__Problem statement__
Copy all lines containing the string "goods" from the records below.

• • • • •

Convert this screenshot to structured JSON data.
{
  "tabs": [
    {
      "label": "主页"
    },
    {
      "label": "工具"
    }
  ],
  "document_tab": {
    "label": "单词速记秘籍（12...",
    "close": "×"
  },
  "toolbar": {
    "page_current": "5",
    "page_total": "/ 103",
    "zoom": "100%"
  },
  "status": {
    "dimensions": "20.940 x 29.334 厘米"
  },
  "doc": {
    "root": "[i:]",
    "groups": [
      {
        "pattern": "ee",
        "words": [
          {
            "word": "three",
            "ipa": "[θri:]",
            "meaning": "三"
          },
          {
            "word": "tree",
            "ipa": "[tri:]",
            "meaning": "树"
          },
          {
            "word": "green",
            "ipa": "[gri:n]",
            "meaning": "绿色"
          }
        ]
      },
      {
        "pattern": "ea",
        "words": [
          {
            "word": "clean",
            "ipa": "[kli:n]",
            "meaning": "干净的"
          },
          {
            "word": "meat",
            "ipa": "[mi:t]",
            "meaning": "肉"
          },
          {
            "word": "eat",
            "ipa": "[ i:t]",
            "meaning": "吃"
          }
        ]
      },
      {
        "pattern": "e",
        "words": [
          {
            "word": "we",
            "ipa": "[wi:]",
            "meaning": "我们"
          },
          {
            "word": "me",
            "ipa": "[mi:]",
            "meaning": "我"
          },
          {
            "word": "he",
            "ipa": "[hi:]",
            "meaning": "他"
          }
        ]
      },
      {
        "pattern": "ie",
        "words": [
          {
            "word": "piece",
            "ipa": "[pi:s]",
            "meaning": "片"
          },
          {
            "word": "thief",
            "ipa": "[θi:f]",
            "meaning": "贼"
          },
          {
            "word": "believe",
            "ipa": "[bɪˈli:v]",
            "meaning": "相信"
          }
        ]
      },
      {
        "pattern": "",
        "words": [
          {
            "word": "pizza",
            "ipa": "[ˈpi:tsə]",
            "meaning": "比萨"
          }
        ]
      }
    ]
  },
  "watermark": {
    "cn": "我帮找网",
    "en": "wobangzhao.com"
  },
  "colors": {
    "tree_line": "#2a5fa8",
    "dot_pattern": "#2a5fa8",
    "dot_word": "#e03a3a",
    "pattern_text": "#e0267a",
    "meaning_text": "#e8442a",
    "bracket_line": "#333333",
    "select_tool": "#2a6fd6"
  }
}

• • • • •

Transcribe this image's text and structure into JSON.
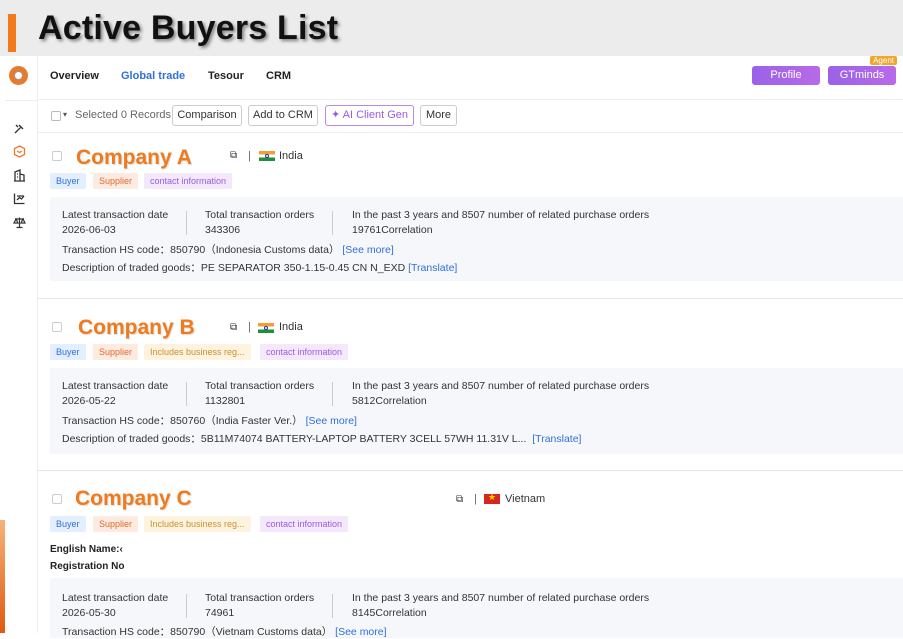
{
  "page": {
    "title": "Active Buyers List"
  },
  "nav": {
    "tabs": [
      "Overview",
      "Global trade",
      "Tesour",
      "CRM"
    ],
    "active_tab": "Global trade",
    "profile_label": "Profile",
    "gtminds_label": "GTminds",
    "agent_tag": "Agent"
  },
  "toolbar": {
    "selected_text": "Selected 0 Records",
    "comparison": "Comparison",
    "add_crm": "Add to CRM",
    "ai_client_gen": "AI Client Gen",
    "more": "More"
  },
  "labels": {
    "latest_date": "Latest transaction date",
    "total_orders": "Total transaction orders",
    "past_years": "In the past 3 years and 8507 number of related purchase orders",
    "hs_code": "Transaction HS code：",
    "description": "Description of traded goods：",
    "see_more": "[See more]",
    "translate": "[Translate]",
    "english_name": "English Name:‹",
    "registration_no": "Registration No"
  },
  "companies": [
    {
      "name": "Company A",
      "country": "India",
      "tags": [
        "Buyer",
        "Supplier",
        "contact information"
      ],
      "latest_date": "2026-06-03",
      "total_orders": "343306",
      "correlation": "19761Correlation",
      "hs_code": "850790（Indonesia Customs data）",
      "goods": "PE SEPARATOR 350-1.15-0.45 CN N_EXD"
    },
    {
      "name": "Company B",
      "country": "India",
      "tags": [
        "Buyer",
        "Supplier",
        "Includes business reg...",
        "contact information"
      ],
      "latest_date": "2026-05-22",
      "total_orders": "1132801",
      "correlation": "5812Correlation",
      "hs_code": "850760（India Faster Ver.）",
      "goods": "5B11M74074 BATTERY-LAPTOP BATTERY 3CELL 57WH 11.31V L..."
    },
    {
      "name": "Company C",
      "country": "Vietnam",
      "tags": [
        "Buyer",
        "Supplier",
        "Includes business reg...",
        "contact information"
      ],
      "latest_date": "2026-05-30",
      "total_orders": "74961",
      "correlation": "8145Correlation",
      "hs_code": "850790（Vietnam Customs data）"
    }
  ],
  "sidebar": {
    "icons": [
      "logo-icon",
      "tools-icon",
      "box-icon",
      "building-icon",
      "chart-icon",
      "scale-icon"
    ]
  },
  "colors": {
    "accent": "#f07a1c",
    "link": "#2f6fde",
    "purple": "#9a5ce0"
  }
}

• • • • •

__Reply to the exercise__
    "description": "Description of traded goods：",
      "goods": "PE SEPARATOR 350-1.15-0.45 CN N_EXD"
      "goods": "5B11M74074 BATTERY-LAPTOP BATTERY 3CELL 57WH 11.31V L..."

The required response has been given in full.